Copy each entry as written.
=== Begin Enclosure ===
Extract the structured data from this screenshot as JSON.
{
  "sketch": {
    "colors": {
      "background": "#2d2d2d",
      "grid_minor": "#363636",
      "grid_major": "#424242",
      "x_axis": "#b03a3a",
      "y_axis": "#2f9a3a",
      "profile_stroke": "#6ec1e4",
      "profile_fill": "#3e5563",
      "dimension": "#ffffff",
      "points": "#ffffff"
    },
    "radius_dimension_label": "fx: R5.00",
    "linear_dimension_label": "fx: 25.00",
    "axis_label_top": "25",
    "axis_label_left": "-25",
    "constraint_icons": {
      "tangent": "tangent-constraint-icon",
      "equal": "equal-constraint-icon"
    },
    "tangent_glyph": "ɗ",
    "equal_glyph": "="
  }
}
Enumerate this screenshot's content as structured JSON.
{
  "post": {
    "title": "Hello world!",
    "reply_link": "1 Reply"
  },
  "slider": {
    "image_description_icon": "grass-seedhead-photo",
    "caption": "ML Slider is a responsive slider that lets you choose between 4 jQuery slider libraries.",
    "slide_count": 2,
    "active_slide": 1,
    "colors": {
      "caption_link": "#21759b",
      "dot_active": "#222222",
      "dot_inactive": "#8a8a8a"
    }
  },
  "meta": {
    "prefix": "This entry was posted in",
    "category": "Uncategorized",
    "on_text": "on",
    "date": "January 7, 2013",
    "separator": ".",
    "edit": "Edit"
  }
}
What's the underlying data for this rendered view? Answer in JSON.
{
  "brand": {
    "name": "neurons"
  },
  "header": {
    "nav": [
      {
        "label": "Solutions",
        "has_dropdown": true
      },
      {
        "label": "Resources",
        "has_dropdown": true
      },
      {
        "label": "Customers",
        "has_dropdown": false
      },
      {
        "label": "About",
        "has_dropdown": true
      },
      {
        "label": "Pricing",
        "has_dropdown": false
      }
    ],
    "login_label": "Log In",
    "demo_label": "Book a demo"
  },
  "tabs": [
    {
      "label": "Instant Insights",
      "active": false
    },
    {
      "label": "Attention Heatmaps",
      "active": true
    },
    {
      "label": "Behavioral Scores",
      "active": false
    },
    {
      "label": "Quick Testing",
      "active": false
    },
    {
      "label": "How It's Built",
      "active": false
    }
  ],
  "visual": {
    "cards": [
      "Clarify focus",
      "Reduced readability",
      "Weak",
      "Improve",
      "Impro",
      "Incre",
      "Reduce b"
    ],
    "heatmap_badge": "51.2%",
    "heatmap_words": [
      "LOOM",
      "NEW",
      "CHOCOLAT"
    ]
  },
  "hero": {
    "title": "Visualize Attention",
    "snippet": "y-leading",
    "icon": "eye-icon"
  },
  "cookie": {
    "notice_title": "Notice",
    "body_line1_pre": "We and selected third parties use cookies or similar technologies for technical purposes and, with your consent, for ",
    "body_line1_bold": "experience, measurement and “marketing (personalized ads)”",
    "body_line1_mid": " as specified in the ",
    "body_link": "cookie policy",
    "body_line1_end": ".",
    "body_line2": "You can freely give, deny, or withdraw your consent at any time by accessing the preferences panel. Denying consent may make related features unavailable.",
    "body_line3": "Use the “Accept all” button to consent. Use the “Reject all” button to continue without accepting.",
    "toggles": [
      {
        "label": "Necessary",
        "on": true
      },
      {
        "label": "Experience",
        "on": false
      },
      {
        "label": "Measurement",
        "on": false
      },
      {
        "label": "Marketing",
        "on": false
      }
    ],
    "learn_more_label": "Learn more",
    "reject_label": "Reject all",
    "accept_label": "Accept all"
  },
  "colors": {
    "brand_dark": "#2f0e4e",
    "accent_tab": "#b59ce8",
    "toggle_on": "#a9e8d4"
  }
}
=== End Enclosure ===
• WRITTEN ANSWER
Extract the structured data from this screenshot as JSON.
{
  "sketch": {
    "colors": {
      "background": "#2d2d2d",
      "grid_minor": "#363636",
      "grid_major": "#424242",
      "x_axis": "#b03a3a",
      "y_axis": "#2f9a3a",
      "profile_stroke": "#6ec1e4",
      "profile_fill": "#3e5563",
      "dimension": "#ffffff",
      "points": "#ffffff"
    },
    "radius_dimension_label": "fx: R5.00",
    "linear_dimension_label": "fx: 25.00",
    "axis_label_top": "25",
    "axis_label_left": "-25",
    "constraint_icons": {
      "tangent": "tangent-constraint-icon",
      "equal": "equal-constraint-icon"
    },
    "tangent_glyph": "ɗ",
    "equal_glyph": "="
  }
}
Enumerate this screenshot's content as structured JSON.
{
  "post": {
    "title": "Hello world!",
    "reply_link": "1 Reply"
  },
  "slider": {
    "image_description_icon": "grass-seedhead-photo",
    "caption": "ML Slider is a responsive slider that lets you choose between 4 jQuery slider libraries.",
    "slide_count": 2,
    "active_slide": 1,
    "colors": {
      "caption_link": "#21759b",
      "dot_active": "#222222",
      "dot_inactive": "#8a8a8a"
    }
  },
  "meta": {
    "prefix": "This entry was posted in",
    "category": "Uncategorized",
    "on_text": "on",
    "date": "January 7, 2013",
    "separator": ".",
    "edit": "Edit"
  }
}
What's the underlying data for this rendered view? Answer in JSON.
{
  "brand": {
    "name": "neurons"
  },
  "header": {
    "nav": [
      {
        "label": "Solutions",
        "has_dropdown": true
      },
      {
        "label": "Resources",
        "has_dropdown": true
      },
      {
        "label": "Customers",
        "has_dropdown": false
      },
      {
        "label": "About",
        "has_dropdown": true
      },
      {
        "label": "Pricing",
        "has_dropdown": false
      }
    ],
    "login_label": "Log In",
    "demo_label": "Book a demo"
  },
  "tabs": [
    {
      "label": "Instant Insights",
      "active": false
    },
    {
      "label": "Attention Heatmaps",
      "active": true
    },
    {
      "label": "Behavioral Scores",
      "active": false
    },
    {
      "label": "Quick Testing",
      "active": false
    },
    {
      "label": "How It's Built",
      "active": false
    }
  ],
  "visual": {
    "cards": [
      "Clarify focus",
      "Reduced readability",
      "Weak",
      "Improve",
      "Impro",
      "Incre",
      "Reduce b"
    ],
    "heatmap_badge": "51.2%",
    "heatmap_words": [
      "LOOM",
      "NEW",
      "CHOCOLAT"
    ]
  },
  "hero": {
    "title": "Visualize Attention",
    "snippet": "y-leading",
    "icon": "eye-icon"
  },
  "cookie": {
    "notice_title": "Notice",
    "body_line1_pre": "We and selected third parties use cookies or similar technologies for technical purposes and, with your consent, for ",
    "body_line1_bold": "experience, measurement and “marketing (personalized ads)”",
    "body_line1_mid": " as specified in the ",
    "body_link": "cookie policy",
    "body_line1_end": ".",
    "body_line2": "You can freely give, deny, or withdraw your consent at any time by accessing the preferences panel. Denying consent may make related features unavailable.",
    "body_line3": "Use the “Accept all” button to consent. Use the “Reject all” button to continue without accepting.",
    "toggles": [
      {
        "label": "Necessary",
        "on": true
      },
      {
        "label": "Experience",
        "on": false
      },
      {
        "label": "Measurement",
        "on": false
      },
      {
        "label": "Marketing",
        "on": false
      }
    ],
    "learn_more_label": "Learn more",
    "reject_label": "Reject all",
    "accept_label": "Accept all"
  },
  "colors": {
    "brand_dark": "#2f0e4e",
    "accent_tab": "#b59ce8",
    "toggle_on": "#a9e8d4"
  }
}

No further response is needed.